*Component data from apps and pages*:
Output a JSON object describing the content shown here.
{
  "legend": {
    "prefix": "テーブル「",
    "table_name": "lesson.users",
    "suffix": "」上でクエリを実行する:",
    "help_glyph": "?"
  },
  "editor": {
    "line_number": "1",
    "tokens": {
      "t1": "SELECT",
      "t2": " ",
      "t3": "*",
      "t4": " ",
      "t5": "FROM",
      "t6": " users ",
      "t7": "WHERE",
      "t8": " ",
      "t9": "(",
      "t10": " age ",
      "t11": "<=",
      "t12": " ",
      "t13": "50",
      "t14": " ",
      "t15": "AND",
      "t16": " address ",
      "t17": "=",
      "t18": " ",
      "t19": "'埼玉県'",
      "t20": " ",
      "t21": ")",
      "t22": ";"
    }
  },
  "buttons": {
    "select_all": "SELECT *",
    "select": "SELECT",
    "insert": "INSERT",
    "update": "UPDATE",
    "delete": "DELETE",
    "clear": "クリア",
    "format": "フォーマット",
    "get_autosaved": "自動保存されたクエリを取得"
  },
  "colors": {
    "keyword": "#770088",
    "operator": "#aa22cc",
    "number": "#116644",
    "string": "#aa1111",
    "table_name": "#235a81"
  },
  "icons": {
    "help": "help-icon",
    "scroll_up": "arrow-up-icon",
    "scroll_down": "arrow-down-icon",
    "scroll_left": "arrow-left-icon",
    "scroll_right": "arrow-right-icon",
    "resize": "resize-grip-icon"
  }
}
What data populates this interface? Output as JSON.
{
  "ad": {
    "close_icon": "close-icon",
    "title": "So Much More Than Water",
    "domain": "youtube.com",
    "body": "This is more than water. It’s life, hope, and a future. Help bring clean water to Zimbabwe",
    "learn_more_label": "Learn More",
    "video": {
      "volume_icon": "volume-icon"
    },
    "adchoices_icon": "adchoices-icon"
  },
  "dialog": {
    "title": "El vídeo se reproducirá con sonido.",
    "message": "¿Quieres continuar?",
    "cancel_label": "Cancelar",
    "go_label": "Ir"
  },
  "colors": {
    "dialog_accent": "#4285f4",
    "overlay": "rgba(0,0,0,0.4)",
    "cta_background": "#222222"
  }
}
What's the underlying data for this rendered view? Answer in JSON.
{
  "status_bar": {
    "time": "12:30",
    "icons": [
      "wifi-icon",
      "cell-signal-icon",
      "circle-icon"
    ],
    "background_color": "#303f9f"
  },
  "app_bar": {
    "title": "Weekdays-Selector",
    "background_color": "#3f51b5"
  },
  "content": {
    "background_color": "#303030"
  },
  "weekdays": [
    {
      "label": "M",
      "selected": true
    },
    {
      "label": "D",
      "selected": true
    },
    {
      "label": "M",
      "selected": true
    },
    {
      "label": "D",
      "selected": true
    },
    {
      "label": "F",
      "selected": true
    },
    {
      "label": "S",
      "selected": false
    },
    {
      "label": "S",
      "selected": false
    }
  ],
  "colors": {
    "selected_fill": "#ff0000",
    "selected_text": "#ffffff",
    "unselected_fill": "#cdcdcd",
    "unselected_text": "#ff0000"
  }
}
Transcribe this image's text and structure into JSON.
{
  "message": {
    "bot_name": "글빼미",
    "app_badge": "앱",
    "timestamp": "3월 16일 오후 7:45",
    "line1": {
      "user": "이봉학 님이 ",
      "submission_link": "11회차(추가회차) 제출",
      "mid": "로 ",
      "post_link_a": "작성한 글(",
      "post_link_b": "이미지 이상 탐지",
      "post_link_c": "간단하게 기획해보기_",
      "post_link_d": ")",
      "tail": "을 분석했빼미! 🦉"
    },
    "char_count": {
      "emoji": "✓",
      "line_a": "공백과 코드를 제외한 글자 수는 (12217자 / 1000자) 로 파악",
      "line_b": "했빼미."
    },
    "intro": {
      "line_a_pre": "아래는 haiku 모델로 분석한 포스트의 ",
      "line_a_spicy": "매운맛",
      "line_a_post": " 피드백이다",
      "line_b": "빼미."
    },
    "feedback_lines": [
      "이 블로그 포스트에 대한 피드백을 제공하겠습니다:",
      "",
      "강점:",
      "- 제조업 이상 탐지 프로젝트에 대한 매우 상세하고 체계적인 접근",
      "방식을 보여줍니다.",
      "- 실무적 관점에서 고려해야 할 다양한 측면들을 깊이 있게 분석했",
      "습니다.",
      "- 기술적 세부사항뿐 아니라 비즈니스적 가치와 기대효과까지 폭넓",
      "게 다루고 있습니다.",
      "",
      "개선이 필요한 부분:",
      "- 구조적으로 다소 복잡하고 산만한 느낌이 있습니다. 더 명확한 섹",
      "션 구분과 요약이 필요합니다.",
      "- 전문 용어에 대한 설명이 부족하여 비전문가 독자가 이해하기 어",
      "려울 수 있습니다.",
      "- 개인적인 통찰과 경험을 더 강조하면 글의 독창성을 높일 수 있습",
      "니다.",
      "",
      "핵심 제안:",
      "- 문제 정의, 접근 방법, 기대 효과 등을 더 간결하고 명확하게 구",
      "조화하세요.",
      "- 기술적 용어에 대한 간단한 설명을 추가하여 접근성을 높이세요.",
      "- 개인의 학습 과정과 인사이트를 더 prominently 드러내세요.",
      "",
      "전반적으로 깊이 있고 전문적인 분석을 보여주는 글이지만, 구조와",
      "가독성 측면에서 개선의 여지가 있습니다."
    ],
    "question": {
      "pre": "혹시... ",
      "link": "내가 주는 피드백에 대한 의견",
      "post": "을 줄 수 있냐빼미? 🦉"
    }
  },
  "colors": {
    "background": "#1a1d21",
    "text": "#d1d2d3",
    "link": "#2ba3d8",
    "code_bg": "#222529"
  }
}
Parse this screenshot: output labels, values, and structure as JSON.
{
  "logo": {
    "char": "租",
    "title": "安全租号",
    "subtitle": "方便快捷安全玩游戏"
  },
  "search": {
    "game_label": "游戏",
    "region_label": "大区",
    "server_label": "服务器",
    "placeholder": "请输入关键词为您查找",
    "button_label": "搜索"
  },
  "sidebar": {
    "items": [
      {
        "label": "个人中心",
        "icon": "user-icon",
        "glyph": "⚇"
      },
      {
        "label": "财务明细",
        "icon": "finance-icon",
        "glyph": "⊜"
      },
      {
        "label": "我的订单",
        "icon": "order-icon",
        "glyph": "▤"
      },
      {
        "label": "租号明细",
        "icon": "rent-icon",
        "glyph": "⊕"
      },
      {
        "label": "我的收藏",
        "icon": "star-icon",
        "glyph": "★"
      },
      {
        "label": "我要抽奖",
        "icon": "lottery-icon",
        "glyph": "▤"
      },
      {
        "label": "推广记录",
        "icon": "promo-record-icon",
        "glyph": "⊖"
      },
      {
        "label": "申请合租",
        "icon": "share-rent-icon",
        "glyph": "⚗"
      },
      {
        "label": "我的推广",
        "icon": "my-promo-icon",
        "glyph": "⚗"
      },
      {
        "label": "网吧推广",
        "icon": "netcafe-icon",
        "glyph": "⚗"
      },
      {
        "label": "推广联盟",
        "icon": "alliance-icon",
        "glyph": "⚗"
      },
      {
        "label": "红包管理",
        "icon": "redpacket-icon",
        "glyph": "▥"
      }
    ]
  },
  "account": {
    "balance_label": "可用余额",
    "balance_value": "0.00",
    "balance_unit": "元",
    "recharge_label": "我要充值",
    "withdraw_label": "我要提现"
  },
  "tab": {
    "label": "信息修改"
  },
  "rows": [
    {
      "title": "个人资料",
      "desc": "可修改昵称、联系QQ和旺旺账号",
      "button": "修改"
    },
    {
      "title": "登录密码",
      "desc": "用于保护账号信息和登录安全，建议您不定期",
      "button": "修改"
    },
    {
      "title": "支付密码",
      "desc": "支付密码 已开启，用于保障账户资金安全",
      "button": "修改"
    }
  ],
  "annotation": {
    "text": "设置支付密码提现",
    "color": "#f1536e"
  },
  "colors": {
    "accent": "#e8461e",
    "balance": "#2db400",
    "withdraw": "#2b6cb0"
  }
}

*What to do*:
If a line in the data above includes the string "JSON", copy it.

*Reply*:
Output a JSON object describing the content shown here.
What data populates this interface? Output as JSON.
What's the underlying data for this rendered view? Answer in JSON.
Transcribe this image's text and structure into JSON.
Parse this screenshot: output labels, values, and structure as JSON.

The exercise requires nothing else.